### PROBLEM TO SOLVE
Run through the records and show each line that includes the string "percent".

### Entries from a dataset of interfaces
________________________

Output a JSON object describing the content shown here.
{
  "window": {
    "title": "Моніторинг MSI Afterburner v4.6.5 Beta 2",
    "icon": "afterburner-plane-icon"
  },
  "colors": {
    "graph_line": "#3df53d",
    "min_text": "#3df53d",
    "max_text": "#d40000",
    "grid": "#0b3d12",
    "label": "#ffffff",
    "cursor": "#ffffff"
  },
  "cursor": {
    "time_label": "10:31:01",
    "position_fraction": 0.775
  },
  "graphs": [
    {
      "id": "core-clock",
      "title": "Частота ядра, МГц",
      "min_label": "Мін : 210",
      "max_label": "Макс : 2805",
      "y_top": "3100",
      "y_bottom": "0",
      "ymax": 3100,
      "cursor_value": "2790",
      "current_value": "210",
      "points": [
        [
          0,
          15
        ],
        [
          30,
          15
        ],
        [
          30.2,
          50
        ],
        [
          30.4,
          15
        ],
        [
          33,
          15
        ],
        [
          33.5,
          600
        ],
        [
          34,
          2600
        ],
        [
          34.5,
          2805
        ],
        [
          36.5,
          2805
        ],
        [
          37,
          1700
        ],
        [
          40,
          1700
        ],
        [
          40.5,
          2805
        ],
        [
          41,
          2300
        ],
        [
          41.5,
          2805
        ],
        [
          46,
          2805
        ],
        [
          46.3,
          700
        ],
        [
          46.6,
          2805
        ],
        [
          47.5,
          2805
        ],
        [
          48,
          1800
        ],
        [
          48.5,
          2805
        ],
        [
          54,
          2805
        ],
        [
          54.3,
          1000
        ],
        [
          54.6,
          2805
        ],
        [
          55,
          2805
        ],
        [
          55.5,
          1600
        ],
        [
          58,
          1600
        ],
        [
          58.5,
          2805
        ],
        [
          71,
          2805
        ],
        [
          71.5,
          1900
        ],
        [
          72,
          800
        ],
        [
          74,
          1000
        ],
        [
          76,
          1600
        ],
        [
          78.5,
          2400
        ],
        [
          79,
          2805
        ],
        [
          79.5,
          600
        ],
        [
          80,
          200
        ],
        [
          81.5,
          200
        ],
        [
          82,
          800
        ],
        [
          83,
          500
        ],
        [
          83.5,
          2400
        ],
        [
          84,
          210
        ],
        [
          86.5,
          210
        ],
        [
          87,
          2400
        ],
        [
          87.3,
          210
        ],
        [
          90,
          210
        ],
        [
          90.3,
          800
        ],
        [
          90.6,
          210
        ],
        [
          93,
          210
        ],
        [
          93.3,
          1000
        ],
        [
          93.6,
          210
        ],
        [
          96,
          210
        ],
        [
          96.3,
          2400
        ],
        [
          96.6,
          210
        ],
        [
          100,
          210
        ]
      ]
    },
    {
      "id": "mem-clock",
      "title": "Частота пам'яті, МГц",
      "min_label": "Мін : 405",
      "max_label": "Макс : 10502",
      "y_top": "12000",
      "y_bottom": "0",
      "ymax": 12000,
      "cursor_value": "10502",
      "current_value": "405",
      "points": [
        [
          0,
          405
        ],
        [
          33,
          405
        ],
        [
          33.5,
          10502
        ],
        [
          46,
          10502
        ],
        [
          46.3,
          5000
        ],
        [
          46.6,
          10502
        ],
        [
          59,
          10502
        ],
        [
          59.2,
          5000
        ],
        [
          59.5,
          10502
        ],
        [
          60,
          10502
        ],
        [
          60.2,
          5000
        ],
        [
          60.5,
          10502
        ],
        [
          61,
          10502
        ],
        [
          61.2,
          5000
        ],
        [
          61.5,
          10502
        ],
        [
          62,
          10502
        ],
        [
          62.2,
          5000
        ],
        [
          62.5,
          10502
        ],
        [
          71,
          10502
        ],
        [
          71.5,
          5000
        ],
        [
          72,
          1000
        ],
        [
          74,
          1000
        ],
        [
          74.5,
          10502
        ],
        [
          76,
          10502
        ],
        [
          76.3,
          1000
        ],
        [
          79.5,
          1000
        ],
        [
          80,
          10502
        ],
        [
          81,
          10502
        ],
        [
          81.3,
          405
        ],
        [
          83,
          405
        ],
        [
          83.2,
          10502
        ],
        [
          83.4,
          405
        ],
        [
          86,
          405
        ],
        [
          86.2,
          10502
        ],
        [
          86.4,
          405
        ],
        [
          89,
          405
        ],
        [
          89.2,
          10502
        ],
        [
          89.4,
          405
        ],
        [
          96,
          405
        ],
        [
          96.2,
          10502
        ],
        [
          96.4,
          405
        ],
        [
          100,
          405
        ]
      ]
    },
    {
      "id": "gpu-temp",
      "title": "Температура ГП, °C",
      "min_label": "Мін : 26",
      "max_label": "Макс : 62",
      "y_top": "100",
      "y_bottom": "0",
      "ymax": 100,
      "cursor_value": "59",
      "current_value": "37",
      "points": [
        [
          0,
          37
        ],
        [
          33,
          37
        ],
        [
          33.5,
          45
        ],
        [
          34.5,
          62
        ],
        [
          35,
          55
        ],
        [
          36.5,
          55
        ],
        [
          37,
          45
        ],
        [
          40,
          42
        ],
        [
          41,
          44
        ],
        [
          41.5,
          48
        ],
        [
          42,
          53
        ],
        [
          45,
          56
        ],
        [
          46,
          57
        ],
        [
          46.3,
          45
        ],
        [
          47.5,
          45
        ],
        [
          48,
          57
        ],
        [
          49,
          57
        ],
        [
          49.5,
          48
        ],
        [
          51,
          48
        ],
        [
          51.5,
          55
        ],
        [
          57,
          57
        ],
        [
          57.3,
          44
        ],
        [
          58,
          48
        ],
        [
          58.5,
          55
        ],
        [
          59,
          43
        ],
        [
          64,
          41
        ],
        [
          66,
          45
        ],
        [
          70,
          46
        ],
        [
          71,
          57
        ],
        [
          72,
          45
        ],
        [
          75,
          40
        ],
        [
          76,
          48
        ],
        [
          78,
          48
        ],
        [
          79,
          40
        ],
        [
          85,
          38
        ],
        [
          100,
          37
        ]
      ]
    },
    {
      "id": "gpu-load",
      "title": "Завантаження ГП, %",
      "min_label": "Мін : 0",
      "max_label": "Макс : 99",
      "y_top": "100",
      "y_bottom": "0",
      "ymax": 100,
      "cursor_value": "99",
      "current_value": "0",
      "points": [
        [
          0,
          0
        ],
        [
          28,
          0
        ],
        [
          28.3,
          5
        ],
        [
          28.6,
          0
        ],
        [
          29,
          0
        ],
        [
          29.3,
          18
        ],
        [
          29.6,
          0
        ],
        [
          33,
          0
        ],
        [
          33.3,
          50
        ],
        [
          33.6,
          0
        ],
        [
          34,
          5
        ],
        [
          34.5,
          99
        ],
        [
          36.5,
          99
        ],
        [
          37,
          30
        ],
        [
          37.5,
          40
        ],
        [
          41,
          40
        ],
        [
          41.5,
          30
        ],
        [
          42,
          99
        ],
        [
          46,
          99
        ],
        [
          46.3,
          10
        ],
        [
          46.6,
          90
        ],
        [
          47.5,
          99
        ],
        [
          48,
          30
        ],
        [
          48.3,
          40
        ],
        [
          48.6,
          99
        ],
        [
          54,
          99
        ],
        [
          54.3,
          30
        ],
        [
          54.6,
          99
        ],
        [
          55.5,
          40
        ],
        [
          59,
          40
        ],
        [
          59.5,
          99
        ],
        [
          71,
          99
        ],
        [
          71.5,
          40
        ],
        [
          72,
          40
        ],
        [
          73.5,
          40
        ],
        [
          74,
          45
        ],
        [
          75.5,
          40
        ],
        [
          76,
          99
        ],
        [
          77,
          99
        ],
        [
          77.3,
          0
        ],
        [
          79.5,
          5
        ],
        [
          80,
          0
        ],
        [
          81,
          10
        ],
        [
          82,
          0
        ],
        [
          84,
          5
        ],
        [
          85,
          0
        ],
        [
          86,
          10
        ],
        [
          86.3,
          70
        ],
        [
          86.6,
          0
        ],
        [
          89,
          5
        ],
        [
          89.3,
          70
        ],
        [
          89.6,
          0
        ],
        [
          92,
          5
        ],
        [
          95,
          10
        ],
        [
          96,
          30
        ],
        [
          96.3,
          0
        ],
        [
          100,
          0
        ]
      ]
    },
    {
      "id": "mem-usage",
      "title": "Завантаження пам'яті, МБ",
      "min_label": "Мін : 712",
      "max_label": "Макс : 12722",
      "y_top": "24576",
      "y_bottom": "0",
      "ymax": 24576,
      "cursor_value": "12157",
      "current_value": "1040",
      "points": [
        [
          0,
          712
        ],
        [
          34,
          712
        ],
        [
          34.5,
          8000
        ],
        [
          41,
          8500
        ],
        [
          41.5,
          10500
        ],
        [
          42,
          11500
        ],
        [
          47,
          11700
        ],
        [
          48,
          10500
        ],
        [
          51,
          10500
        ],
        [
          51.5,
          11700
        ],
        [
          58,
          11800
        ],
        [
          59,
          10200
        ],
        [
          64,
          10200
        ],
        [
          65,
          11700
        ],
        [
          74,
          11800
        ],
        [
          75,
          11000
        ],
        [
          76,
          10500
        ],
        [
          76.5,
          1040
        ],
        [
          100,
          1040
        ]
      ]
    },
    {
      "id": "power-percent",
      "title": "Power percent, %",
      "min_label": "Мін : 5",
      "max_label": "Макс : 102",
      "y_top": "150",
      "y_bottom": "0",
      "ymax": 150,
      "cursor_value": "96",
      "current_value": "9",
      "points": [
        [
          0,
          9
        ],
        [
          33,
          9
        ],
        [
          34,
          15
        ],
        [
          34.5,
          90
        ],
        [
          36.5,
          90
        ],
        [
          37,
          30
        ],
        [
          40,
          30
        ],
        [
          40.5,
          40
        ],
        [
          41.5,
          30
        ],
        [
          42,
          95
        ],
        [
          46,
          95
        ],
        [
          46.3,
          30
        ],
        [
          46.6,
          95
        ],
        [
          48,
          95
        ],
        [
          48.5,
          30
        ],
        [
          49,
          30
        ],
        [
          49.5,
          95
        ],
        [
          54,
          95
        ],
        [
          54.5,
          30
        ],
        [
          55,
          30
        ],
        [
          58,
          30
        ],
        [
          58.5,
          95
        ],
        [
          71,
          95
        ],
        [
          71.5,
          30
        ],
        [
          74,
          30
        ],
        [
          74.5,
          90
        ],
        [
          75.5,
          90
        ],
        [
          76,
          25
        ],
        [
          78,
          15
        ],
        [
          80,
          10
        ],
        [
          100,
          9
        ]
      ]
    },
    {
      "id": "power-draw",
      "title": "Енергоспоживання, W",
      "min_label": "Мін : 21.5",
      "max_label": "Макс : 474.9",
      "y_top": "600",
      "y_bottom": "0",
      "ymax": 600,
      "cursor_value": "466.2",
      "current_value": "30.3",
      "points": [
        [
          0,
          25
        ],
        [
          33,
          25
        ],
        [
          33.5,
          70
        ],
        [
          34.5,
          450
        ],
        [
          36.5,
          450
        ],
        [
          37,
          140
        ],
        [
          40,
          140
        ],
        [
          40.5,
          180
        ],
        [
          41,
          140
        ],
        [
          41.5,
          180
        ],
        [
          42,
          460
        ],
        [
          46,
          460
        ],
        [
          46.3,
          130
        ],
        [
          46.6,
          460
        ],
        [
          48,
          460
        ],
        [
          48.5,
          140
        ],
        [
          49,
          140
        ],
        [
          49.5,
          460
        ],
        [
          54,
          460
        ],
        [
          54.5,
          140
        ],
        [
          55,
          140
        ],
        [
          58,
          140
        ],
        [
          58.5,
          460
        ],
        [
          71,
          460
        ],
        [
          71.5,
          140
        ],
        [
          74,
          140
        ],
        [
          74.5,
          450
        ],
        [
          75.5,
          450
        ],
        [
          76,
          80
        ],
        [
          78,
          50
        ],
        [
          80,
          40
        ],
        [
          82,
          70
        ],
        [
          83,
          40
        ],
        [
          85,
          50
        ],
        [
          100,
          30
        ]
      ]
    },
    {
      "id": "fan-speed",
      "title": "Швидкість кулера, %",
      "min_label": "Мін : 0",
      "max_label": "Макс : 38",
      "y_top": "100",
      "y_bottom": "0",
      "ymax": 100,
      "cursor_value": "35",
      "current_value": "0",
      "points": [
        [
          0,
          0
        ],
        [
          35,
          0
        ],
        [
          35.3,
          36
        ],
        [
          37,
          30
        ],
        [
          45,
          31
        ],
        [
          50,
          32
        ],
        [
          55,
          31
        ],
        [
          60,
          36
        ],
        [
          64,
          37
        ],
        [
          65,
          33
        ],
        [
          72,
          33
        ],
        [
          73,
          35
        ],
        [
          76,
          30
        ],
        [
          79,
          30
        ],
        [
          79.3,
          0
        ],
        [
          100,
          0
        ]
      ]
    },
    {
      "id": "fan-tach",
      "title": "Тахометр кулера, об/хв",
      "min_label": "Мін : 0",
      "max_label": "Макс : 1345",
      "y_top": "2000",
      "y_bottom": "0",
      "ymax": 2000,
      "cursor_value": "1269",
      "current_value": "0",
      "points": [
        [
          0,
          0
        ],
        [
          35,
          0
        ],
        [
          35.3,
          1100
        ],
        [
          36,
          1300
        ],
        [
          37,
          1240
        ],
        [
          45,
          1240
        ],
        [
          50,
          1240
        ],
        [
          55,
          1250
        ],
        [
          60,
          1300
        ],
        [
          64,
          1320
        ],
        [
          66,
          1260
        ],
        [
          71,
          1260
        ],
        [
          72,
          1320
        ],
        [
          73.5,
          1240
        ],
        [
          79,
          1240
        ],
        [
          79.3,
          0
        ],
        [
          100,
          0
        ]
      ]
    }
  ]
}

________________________

### TASK SOLUTION
      "id": "power-percent",
      "title": "Power percent, %",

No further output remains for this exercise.